Show all lines of the listing that hold the word "icon".

- - -

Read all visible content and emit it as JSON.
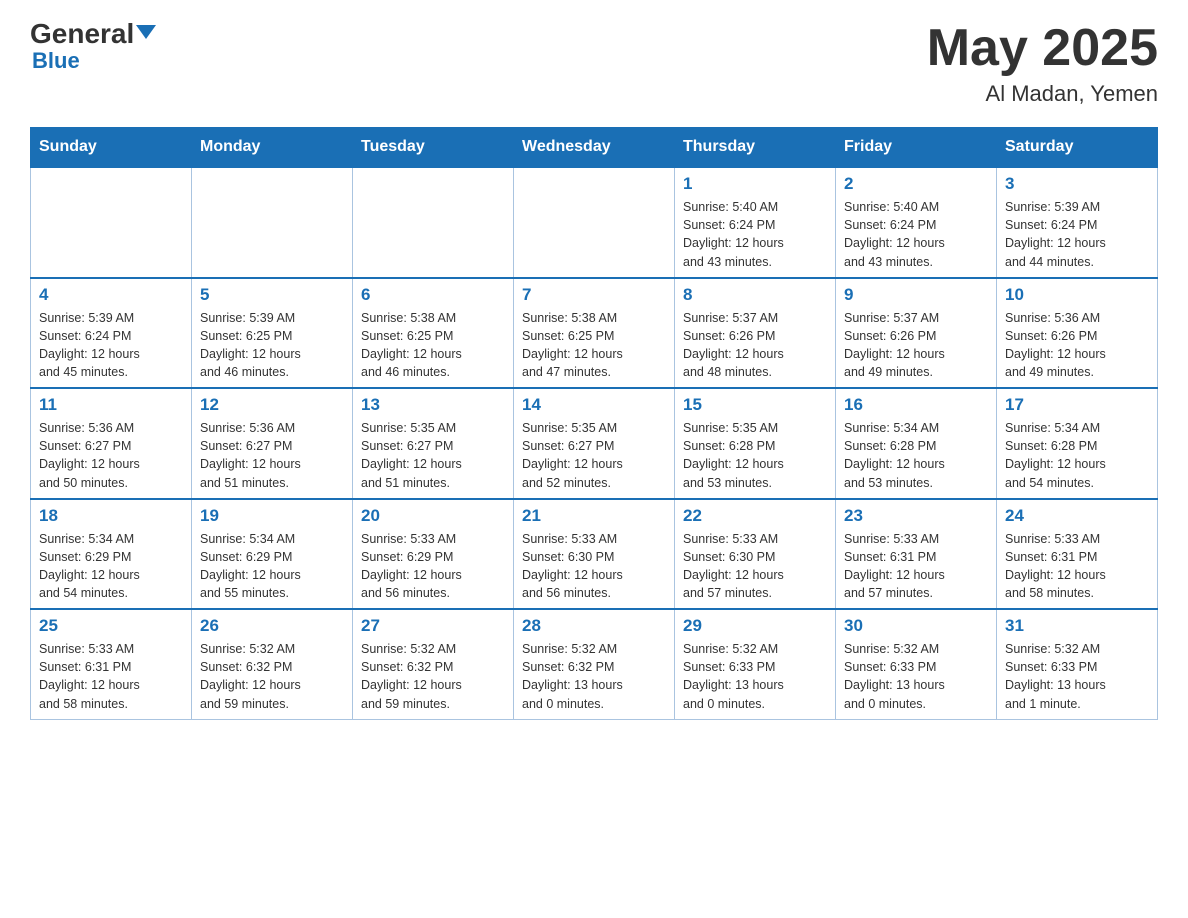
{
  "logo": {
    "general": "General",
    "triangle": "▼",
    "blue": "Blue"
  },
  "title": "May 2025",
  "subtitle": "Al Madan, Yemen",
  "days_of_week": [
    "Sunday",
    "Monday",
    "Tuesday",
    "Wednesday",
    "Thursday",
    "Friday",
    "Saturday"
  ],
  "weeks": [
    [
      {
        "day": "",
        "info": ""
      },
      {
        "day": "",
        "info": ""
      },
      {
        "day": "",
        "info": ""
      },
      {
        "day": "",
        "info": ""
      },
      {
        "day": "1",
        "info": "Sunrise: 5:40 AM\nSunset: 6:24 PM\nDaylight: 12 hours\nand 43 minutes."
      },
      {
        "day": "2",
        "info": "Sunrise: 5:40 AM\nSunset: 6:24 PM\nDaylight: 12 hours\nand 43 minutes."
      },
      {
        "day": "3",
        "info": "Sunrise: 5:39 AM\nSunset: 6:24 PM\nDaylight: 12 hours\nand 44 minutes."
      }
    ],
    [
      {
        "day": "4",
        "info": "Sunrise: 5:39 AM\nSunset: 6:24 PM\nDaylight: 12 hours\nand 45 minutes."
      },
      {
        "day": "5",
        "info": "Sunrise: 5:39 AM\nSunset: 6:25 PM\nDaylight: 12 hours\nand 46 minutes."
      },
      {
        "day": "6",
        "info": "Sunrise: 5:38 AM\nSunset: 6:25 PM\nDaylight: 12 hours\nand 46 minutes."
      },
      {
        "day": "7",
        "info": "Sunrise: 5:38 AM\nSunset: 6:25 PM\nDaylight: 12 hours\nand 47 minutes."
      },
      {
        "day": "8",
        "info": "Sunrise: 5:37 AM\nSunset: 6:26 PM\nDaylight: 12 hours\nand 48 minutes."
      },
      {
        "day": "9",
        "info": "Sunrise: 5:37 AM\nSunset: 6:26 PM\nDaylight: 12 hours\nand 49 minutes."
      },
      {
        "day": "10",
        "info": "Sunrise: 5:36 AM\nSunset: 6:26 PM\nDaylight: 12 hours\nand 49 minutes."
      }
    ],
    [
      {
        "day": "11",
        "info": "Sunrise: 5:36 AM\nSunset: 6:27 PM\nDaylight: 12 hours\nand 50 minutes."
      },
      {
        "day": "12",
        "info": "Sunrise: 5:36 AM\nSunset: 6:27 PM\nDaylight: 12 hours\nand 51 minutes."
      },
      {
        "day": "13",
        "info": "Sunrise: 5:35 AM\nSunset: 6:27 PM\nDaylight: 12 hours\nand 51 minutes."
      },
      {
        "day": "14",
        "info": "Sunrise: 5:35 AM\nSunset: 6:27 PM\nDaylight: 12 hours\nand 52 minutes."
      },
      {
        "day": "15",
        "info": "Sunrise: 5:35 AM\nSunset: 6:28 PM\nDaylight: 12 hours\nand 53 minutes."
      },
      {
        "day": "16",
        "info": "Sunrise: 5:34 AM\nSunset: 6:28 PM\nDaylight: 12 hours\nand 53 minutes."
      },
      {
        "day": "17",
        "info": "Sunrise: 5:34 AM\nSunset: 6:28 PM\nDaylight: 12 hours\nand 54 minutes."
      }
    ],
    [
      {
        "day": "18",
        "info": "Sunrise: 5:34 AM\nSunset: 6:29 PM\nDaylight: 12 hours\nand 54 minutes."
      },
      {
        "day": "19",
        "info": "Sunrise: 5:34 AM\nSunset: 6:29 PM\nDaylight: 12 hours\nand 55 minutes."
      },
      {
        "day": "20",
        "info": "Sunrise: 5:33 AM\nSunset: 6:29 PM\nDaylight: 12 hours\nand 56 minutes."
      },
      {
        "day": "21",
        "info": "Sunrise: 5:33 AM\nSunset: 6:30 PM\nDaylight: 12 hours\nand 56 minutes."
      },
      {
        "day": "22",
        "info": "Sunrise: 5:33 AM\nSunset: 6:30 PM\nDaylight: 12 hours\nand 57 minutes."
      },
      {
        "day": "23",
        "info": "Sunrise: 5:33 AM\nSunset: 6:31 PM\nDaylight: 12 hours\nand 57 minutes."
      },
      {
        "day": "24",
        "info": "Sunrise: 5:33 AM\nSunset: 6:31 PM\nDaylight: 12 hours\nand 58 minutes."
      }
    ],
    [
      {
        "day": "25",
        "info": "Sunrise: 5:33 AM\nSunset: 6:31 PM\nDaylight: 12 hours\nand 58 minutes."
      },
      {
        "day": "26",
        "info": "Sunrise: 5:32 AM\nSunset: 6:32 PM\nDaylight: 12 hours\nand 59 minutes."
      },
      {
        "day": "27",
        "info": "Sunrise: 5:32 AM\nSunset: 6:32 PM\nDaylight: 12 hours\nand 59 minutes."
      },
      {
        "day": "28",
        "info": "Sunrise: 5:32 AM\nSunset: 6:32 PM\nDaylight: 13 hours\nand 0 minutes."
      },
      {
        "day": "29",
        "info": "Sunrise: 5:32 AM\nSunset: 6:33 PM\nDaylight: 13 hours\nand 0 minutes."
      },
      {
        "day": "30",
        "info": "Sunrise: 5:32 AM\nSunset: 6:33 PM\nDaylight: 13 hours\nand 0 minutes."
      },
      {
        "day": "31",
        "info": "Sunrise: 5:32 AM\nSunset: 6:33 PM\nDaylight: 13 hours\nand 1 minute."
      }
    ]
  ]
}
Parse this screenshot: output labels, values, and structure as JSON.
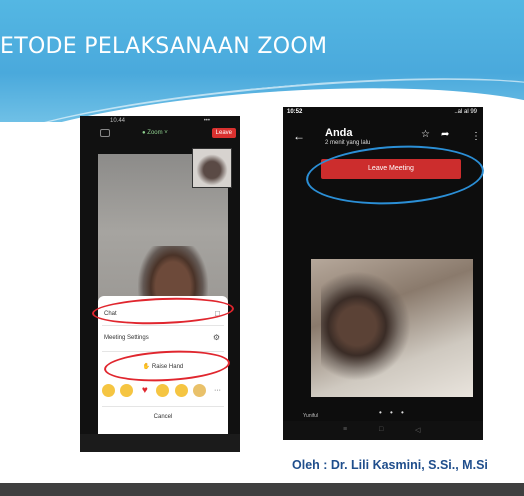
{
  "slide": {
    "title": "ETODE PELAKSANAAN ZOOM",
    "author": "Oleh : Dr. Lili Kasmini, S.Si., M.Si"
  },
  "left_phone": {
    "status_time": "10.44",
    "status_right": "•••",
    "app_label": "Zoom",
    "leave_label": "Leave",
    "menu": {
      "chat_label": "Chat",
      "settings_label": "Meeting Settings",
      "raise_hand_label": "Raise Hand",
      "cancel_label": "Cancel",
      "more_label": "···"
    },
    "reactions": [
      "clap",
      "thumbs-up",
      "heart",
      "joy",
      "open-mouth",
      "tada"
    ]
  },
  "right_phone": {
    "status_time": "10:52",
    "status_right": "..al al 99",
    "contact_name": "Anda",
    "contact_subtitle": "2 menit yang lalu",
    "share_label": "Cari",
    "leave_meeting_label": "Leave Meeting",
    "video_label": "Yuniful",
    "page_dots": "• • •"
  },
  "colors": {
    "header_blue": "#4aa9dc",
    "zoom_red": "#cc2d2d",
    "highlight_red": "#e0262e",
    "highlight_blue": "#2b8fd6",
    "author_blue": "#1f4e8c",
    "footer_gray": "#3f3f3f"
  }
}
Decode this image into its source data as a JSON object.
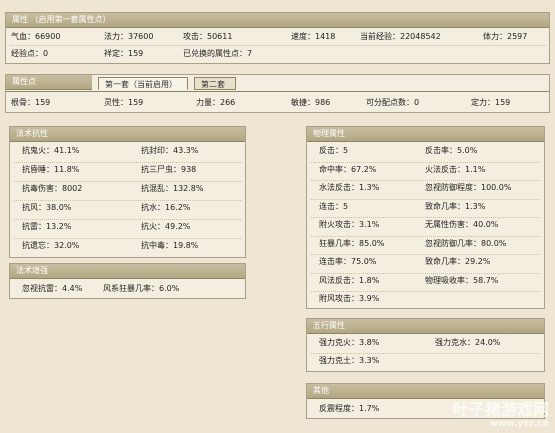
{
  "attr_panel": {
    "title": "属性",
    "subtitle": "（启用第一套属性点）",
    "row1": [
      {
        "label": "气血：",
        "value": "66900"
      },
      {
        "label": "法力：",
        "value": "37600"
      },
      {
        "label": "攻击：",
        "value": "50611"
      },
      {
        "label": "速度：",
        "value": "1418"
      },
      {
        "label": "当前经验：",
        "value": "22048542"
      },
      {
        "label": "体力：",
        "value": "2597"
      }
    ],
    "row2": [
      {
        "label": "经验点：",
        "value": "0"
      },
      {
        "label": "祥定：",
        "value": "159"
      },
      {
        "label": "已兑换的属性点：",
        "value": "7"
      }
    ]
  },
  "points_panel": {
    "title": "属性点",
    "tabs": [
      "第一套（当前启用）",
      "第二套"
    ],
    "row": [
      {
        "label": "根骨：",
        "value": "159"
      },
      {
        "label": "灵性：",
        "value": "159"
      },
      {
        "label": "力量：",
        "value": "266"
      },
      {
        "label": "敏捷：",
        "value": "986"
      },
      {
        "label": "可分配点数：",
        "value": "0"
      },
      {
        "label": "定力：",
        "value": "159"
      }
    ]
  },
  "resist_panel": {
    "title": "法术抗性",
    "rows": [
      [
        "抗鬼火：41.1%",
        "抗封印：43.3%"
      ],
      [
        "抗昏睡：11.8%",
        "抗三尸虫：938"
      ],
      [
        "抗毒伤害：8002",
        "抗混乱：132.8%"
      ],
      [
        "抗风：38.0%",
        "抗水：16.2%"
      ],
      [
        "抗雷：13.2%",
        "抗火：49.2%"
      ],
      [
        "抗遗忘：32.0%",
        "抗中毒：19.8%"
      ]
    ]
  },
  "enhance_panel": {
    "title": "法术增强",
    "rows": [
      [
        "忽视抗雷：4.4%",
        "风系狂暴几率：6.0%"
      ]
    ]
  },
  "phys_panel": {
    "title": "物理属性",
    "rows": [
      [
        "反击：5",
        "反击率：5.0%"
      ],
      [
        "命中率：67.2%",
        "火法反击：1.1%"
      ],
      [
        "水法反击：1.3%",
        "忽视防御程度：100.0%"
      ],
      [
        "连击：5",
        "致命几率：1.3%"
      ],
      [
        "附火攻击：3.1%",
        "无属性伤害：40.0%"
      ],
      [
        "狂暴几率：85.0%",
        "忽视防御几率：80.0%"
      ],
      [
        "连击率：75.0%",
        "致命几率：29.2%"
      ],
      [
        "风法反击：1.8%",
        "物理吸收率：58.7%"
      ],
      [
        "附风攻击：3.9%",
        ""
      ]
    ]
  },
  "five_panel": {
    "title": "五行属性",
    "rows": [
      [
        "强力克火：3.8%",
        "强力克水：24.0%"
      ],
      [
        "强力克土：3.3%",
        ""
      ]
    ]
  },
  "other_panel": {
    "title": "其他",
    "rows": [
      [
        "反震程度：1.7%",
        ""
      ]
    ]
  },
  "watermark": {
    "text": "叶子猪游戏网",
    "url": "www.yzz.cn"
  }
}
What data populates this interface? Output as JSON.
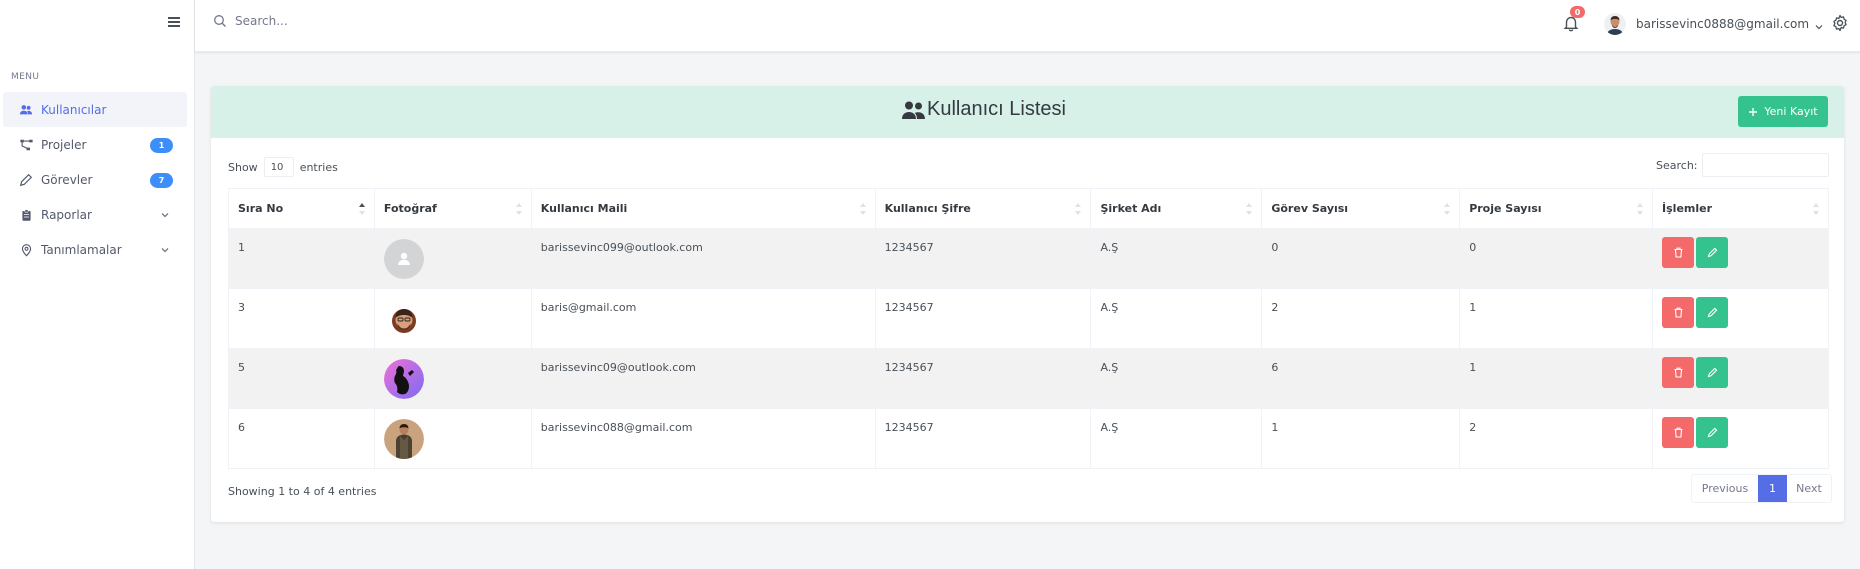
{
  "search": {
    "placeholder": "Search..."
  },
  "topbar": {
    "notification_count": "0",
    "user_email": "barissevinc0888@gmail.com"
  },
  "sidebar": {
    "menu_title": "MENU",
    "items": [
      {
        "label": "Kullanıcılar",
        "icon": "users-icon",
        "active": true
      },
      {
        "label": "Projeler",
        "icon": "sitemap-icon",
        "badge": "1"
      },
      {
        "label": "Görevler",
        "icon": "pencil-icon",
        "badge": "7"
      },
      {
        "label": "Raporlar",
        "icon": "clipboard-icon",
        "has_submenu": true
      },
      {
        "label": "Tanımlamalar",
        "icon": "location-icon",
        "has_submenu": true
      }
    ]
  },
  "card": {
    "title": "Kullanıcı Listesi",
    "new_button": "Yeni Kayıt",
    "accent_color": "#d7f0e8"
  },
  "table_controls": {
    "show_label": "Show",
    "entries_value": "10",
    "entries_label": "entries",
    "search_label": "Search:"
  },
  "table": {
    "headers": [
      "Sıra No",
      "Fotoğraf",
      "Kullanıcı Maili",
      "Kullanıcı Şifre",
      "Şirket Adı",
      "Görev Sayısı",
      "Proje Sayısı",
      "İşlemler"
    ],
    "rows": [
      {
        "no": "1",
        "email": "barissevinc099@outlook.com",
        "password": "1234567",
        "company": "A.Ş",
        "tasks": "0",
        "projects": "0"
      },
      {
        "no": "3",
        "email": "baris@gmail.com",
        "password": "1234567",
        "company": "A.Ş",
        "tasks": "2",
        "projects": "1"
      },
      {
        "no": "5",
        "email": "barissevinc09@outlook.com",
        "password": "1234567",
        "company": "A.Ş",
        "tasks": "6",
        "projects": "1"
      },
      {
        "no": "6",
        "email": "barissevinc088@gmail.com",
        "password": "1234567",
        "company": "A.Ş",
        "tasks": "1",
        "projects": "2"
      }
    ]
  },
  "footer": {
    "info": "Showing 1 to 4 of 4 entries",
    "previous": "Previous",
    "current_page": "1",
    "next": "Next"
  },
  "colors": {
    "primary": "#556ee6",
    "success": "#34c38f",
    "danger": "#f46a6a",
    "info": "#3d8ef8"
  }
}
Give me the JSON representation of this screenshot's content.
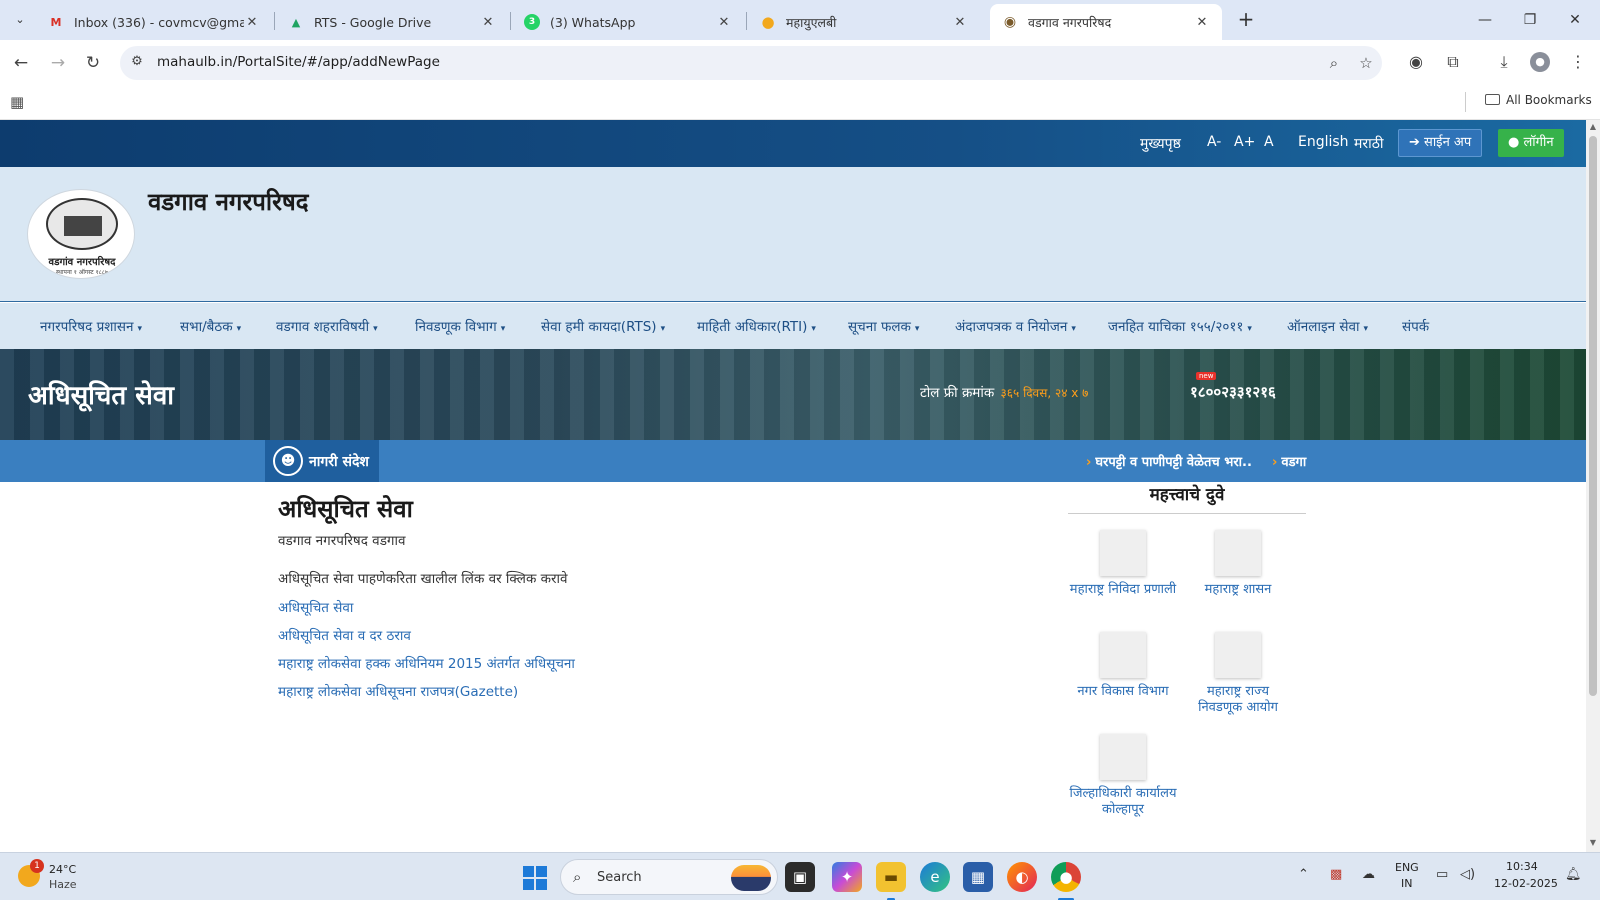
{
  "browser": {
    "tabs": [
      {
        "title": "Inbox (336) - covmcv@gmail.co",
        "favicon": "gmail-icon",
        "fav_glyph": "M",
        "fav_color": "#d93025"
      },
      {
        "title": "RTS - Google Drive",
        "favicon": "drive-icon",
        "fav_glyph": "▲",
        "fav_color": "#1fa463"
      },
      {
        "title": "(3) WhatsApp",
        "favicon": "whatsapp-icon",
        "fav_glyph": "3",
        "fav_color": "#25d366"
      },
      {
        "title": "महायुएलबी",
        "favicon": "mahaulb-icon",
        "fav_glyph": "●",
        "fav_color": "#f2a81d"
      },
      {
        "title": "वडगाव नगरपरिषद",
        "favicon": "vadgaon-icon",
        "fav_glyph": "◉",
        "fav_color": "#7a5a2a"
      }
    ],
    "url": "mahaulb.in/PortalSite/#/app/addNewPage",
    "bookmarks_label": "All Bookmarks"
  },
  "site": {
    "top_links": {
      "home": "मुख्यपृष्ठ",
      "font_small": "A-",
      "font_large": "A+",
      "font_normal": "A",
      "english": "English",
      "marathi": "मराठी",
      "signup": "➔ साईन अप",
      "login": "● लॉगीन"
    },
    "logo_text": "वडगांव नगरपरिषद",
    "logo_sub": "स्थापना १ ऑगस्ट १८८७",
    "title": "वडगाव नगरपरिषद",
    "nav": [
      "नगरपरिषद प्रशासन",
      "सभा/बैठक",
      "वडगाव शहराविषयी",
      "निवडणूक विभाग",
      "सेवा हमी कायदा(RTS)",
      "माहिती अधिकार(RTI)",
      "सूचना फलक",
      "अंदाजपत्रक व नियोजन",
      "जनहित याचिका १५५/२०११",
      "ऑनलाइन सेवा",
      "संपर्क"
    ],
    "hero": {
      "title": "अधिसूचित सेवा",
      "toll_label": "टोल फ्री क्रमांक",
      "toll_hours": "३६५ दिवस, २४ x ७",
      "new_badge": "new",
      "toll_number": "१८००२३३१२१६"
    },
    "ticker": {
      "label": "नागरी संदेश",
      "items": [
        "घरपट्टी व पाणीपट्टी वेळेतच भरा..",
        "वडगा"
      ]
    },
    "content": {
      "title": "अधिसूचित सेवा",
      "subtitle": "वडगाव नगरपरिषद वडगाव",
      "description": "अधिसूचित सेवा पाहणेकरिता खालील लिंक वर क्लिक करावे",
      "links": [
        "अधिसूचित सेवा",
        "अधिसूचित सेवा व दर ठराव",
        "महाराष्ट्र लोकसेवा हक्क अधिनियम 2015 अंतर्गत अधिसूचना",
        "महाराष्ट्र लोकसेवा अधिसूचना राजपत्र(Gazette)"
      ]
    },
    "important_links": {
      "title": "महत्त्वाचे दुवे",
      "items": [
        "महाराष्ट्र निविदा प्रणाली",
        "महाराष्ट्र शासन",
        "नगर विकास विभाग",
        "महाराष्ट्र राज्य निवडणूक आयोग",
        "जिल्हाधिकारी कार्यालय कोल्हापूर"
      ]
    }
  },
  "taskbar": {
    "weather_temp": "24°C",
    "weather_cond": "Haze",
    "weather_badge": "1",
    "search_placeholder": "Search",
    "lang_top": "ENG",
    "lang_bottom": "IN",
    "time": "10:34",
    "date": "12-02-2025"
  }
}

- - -

**ANSWER BOX:**
        "icon": "users-icon",
        "icon": "sitemap-icon",
        "icon": "pencil-icon",
        "icon": "clipboard-icon",
        "icon": "location-icon",
        "favicon": "gmail-icon",
        "favicon": "drive-icon",
        "favicon": "whatsapp-icon",
        "favicon": "mahaulb-icon",
        "favicon": "vadgaon-icon",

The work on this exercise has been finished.